Element data from apps and pages:
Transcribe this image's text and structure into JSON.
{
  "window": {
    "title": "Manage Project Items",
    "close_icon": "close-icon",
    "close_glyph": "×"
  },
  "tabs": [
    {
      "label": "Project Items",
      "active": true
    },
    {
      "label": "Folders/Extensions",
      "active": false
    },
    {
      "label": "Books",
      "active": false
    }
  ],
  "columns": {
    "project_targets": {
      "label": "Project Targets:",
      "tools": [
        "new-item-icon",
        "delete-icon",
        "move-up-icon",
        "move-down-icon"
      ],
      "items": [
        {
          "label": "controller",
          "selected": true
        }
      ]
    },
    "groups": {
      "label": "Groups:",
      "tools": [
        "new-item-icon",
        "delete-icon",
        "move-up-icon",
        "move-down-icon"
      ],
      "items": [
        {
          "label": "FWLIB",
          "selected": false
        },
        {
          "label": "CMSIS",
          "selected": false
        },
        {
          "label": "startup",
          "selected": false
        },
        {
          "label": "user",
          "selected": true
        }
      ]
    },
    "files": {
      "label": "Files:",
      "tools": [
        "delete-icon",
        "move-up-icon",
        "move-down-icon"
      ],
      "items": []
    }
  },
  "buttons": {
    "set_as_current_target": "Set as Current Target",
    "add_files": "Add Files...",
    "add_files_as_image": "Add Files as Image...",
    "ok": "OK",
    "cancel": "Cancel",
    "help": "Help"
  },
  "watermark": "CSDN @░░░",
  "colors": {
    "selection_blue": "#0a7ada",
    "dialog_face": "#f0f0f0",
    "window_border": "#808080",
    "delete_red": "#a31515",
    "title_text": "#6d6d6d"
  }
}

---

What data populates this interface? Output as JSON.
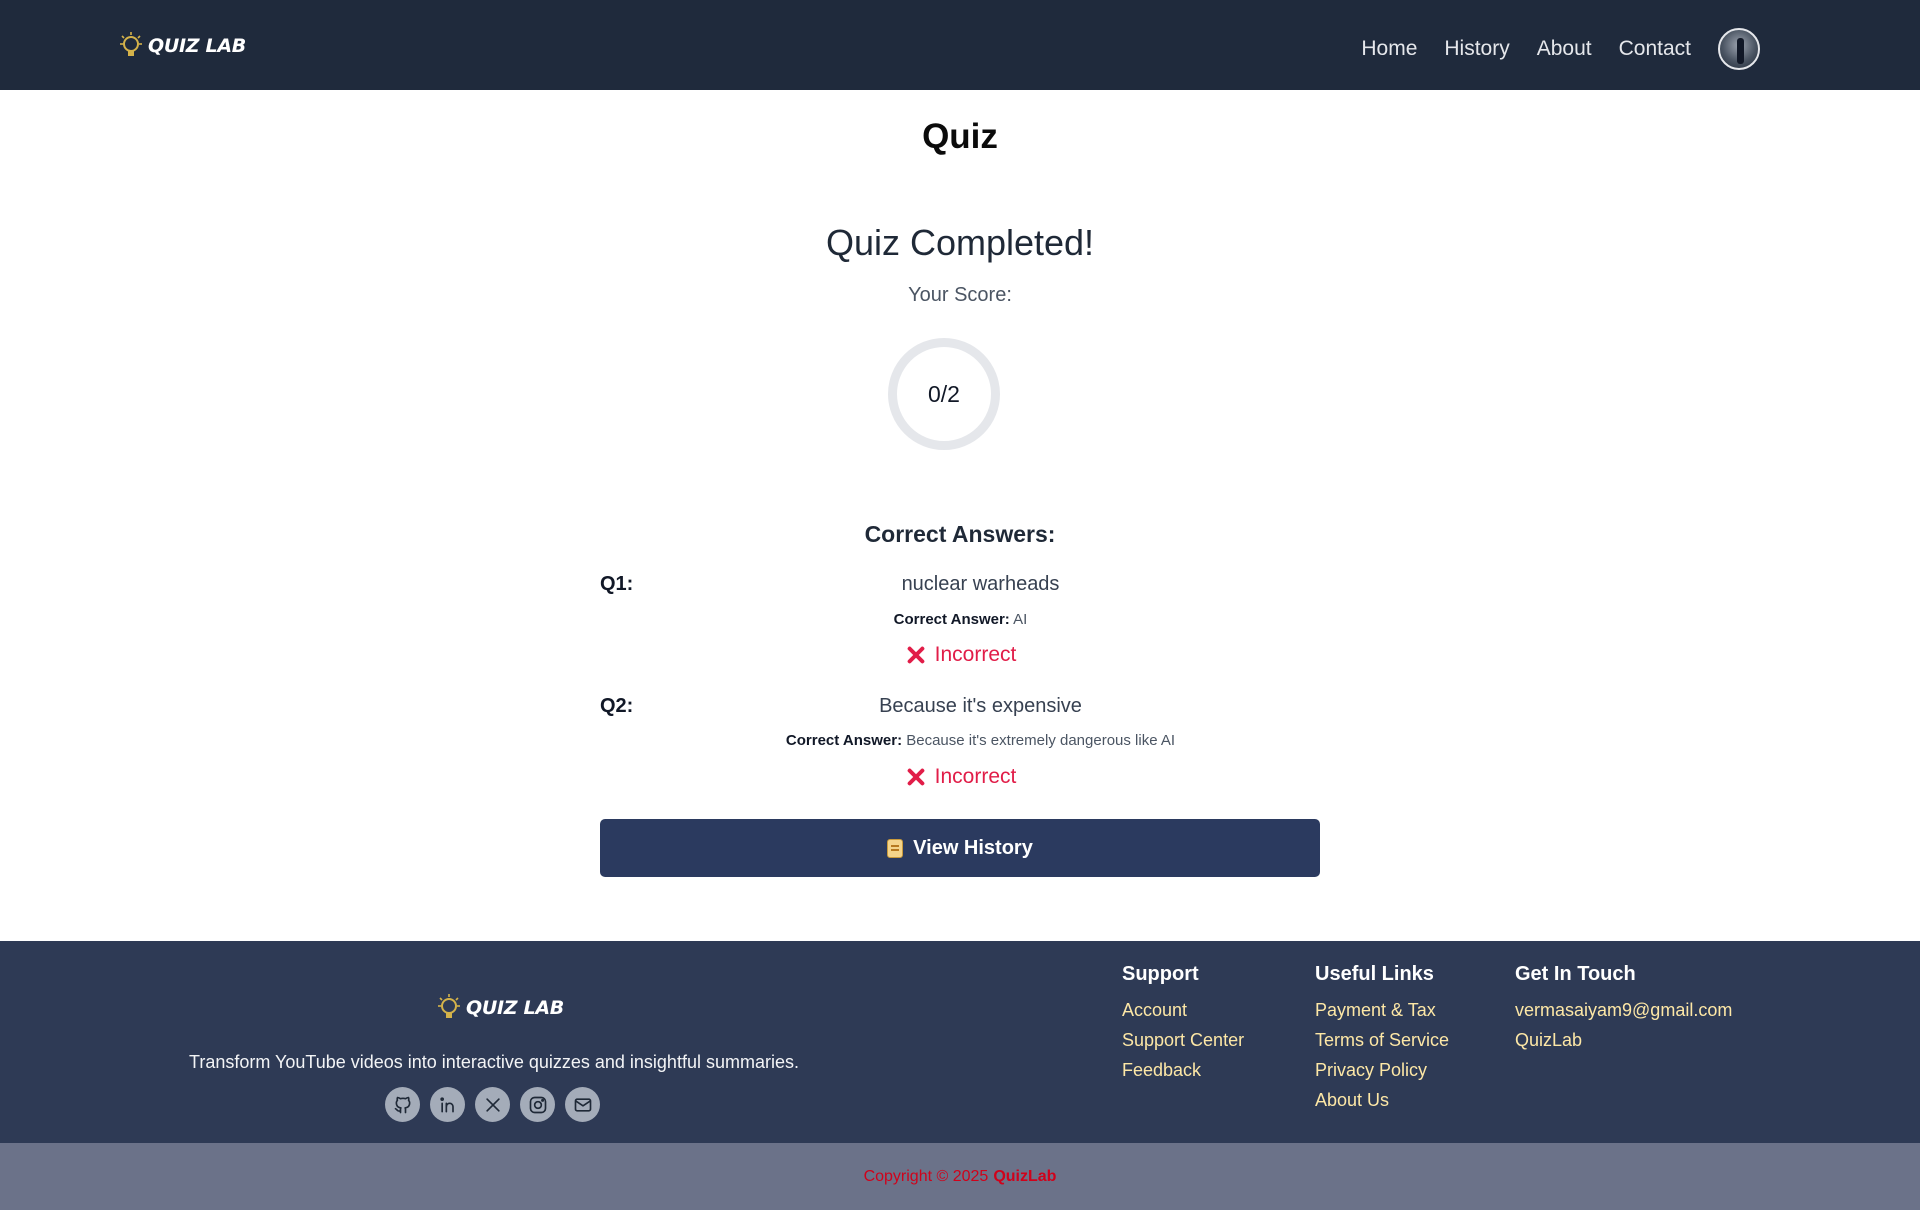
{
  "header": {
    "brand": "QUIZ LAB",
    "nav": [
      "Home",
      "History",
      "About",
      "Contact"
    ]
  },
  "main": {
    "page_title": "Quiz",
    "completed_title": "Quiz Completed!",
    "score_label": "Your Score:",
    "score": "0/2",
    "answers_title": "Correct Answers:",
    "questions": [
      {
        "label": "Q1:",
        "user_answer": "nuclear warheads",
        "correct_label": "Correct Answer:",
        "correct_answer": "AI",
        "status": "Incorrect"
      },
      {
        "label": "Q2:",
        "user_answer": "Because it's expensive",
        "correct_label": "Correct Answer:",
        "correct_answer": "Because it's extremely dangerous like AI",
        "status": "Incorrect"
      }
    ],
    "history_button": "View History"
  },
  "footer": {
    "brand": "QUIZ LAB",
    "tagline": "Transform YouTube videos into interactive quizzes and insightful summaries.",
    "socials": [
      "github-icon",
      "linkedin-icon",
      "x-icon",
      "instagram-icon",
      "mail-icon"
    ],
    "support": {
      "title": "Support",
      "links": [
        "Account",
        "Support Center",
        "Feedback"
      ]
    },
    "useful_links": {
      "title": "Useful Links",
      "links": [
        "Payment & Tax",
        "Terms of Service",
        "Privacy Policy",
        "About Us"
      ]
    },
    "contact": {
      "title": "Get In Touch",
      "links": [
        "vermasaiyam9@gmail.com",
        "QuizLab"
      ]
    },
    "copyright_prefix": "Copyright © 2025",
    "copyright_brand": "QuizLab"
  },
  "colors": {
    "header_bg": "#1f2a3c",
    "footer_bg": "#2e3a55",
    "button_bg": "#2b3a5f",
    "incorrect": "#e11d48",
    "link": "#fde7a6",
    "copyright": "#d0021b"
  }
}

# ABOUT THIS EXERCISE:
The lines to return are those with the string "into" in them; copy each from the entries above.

# ANSWER SECTION:
Transcribe this image's text and structure into JSON.
    "tagline": "Transform YouTube videos into interactive quizzes and insightful summaries.",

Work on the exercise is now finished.